MOSCOW (Reuters) – Russian banks increased their liquid assets held in foreign currencies by $8.5 billion in January to $53.5 billion, the central bank said on Monday, in a sign lenders may try to boost their forex shield in light of fresh sanctions threat.
The United States is considering new sanctions against Russia, proposing to cut some of its top banks from dollar transactions and reducing their ability to service dollar-denominated obligations, sources told Reuters.
Sanctions would come into a force if Russia invaded Ukraine, a move the Kremlin denies is on the cards despite a large Russian troop buildup near its neighbour’s borders.

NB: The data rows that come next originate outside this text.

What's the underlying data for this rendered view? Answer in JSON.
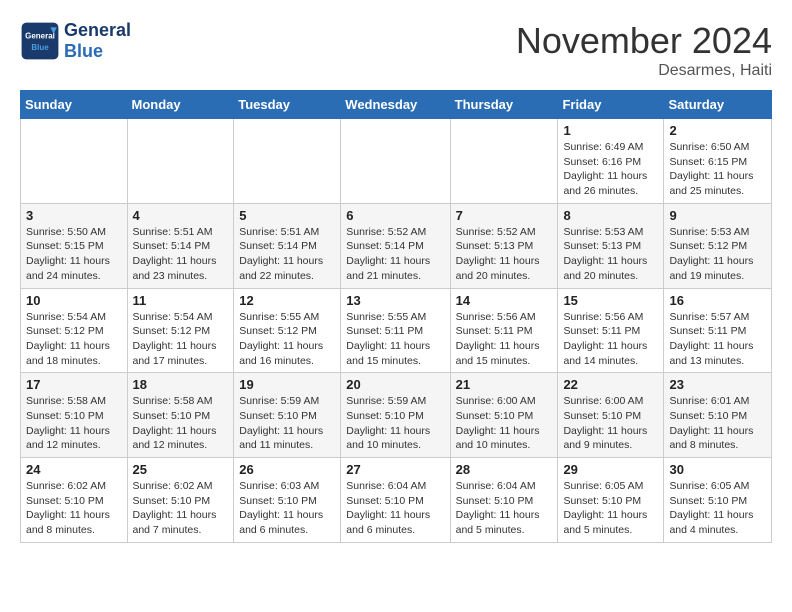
{
  "header": {
    "logo_general": "General",
    "logo_blue": "Blue",
    "month_title": "November 2024",
    "location": "Desarmes, Haiti"
  },
  "days_of_week": [
    "Sunday",
    "Monday",
    "Tuesday",
    "Wednesday",
    "Thursday",
    "Friday",
    "Saturday"
  ],
  "weeks": [
    [
      {
        "day": "",
        "detail": ""
      },
      {
        "day": "",
        "detail": ""
      },
      {
        "day": "",
        "detail": ""
      },
      {
        "day": "",
        "detail": ""
      },
      {
        "day": "",
        "detail": ""
      },
      {
        "day": "1",
        "detail": "Sunrise: 6:49 AM\nSunset: 6:16 PM\nDaylight: 11 hours and 26 minutes."
      },
      {
        "day": "2",
        "detail": "Sunrise: 6:50 AM\nSunset: 6:15 PM\nDaylight: 11 hours and 25 minutes."
      }
    ],
    [
      {
        "day": "3",
        "detail": "Sunrise: 5:50 AM\nSunset: 5:15 PM\nDaylight: 11 hours and 24 minutes."
      },
      {
        "day": "4",
        "detail": "Sunrise: 5:51 AM\nSunset: 5:14 PM\nDaylight: 11 hours and 23 minutes."
      },
      {
        "day": "5",
        "detail": "Sunrise: 5:51 AM\nSunset: 5:14 PM\nDaylight: 11 hours and 22 minutes."
      },
      {
        "day": "6",
        "detail": "Sunrise: 5:52 AM\nSunset: 5:14 PM\nDaylight: 11 hours and 21 minutes."
      },
      {
        "day": "7",
        "detail": "Sunrise: 5:52 AM\nSunset: 5:13 PM\nDaylight: 11 hours and 20 minutes."
      },
      {
        "day": "8",
        "detail": "Sunrise: 5:53 AM\nSunset: 5:13 PM\nDaylight: 11 hours and 20 minutes."
      },
      {
        "day": "9",
        "detail": "Sunrise: 5:53 AM\nSunset: 5:12 PM\nDaylight: 11 hours and 19 minutes."
      }
    ],
    [
      {
        "day": "10",
        "detail": "Sunrise: 5:54 AM\nSunset: 5:12 PM\nDaylight: 11 hours and 18 minutes."
      },
      {
        "day": "11",
        "detail": "Sunrise: 5:54 AM\nSunset: 5:12 PM\nDaylight: 11 hours and 17 minutes."
      },
      {
        "day": "12",
        "detail": "Sunrise: 5:55 AM\nSunset: 5:12 PM\nDaylight: 11 hours and 16 minutes."
      },
      {
        "day": "13",
        "detail": "Sunrise: 5:55 AM\nSunset: 5:11 PM\nDaylight: 11 hours and 15 minutes."
      },
      {
        "day": "14",
        "detail": "Sunrise: 5:56 AM\nSunset: 5:11 PM\nDaylight: 11 hours and 15 minutes."
      },
      {
        "day": "15",
        "detail": "Sunrise: 5:56 AM\nSunset: 5:11 PM\nDaylight: 11 hours and 14 minutes."
      },
      {
        "day": "16",
        "detail": "Sunrise: 5:57 AM\nSunset: 5:11 PM\nDaylight: 11 hours and 13 minutes."
      }
    ],
    [
      {
        "day": "17",
        "detail": "Sunrise: 5:58 AM\nSunset: 5:10 PM\nDaylight: 11 hours and 12 minutes."
      },
      {
        "day": "18",
        "detail": "Sunrise: 5:58 AM\nSunset: 5:10 PM\nDaylight: 11 hours and 12 minutes."
      },
      {
        "day": "19",
        "detail": "Sunrise: 5:59 AM\nSunset: 5:10 PM\nDaylight: 11 hours and 11 minutes."
      },
      {
        "day": "20",
        "detail": "Sunrise: 5:59 AM\nSunset: 5:10 PM\nDaylight: 11 hours and 10 minutes."
      },
      {
        "day": "21",
        "detail": "Sunrise: 6:00 AM\nSunset: 5:10 PM\nDaylight: 11 hours and 10 minutes."
      },
      {
        "day": "22",
        "detail": "Sunrise: 6:00 AM\nSunset: 5:10 PM\nDaylight: 11 hours and 9 minutes."
      },
      {
        "day": "23",
        "detail": "Sunrise: 6:01 AM\nSunset: 5:10 PM\nDaylight: 11 hours and 8 minutes."
      }
    ],
    [
      {
        "day": "24",
        "detail": "Sunrise: 6:02 AM\nSunset: 5:10 PM\nDaylight: 11 hours and 8 minutes."
      },
      {
        "day": "25",
        "detail": "Sunrise: 6:02 AM\nSunset: 5:10 PM\nDaylight: 11 hours and 7 minutes."
      },
      {
        "day": "26",
        "detail": "Sunrise: 6:03 AM\nSunset: 5:10 PM\nDaylight: 11 hours and 6 minutes."
      },
      {
        "day": "27",
        "detail": "Sunrise: 6:04 AM\nSunset: 5:10 PM\nDaylight: 11 hours and 6 minutes."
      },
      {
        "day": "28",
        "detail": "Sunrise: 6:04 AM\nSunset: 5:10 PM\nDaylight: 11 hours and 5 minutes."
      },
      {
        "day": "29",
        "detail": "Sunrise: 6:05 AM\nSunset: 5:10 PM\nDaylight: 11 hours and 5 minutes."
      },
      {
        "day": "30",
        "detail": "Sunrise: 6:05 AM\nSunset: 5:10 PM\nDaylight: 11 hours and 4 minutes."
      }
    ]
  ]
}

Banks’ liquid forex assets, such as cash held by lenders directly and in the central bank as well as short-term loans and other non-rouble tools which could be easily claimed, stood at $45 billion in December, the central bank said in a report.
Earlier on Monday, Russian ratings agency ACRA estimated that the country’s banks imported $5 billion worth of forex banknotes in December, double from a year ago, in a pre-emptive step in case sanctions create increased demand.

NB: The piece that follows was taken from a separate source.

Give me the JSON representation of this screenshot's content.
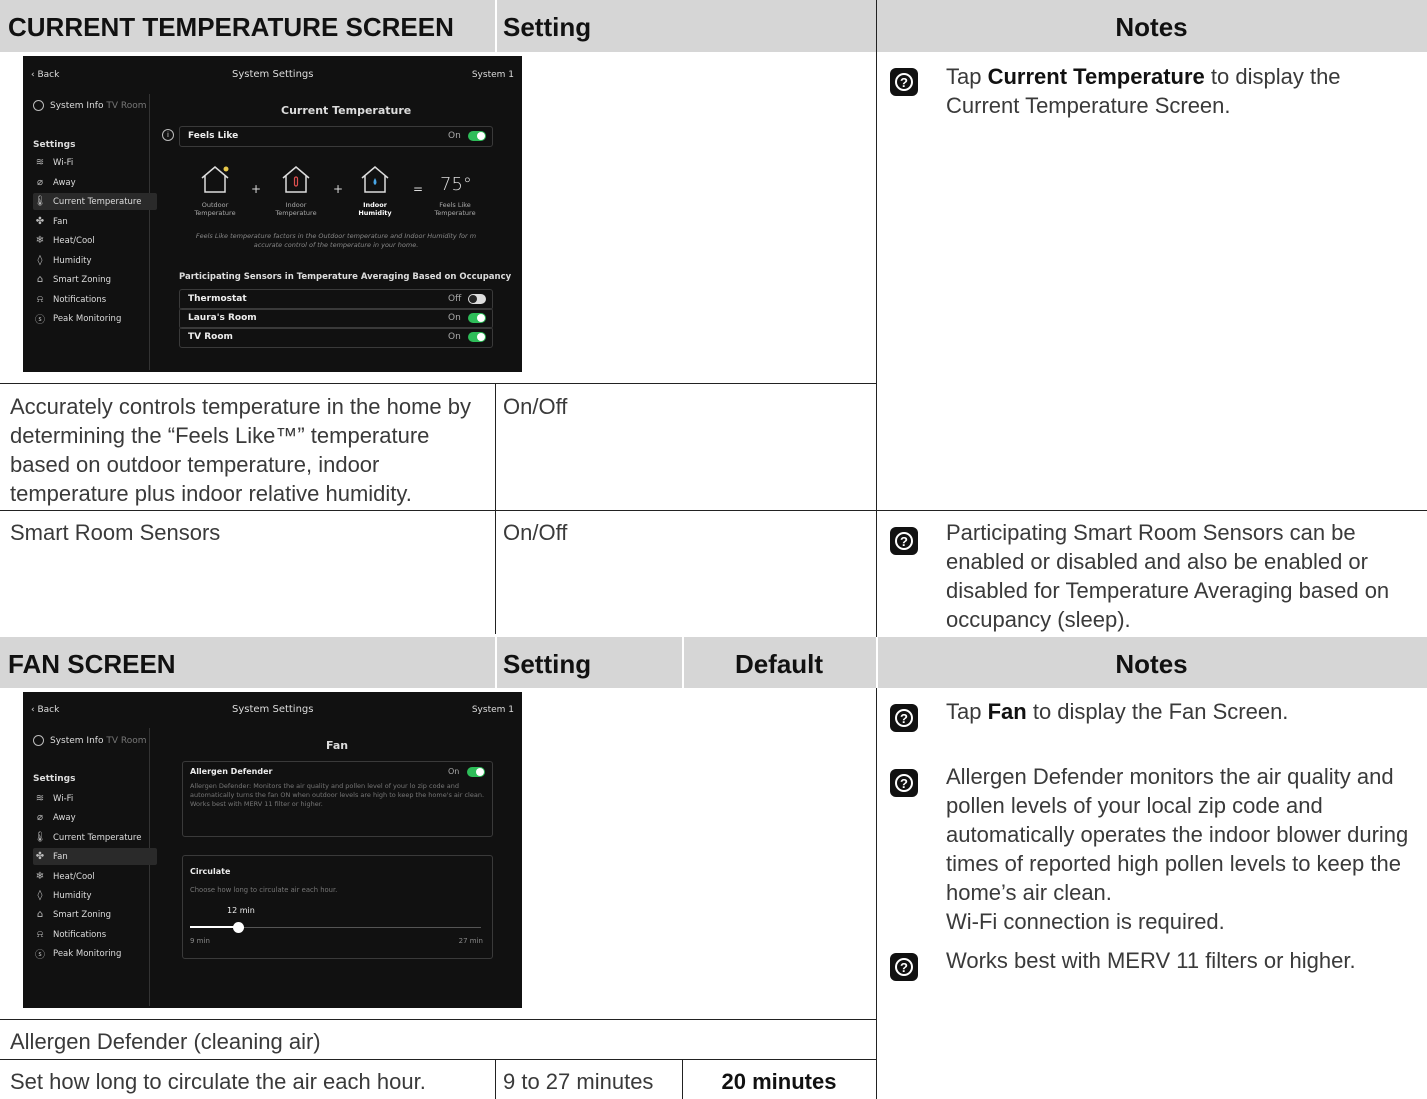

The central bank declined to comment on ACRA’s calculations, nor did it provide a breakdown for the banks’ liquid forex assets disclosed in its report Monday.
However, it said that last month, lenders had 21% of their clients forex funds and 15% of banks’ liabilities covered by liquidity – a protection cushion if customers demand a speedy withdrawal. That was up from 18% and 13% in December, respectively.
Although retail clients withdrew 810 billion roubles from their current accounts last month, Russian banks managed to post 164 billion roubles ($2 billion) in January profit, up by 47% from the previous month, the central bank said.
($1 = 79.2050 roubles)
(Reporting by Elena Fabrichnaya; Writing by Katya Golubkova; Editing by Alexander Smith and Frank Jack Daniel)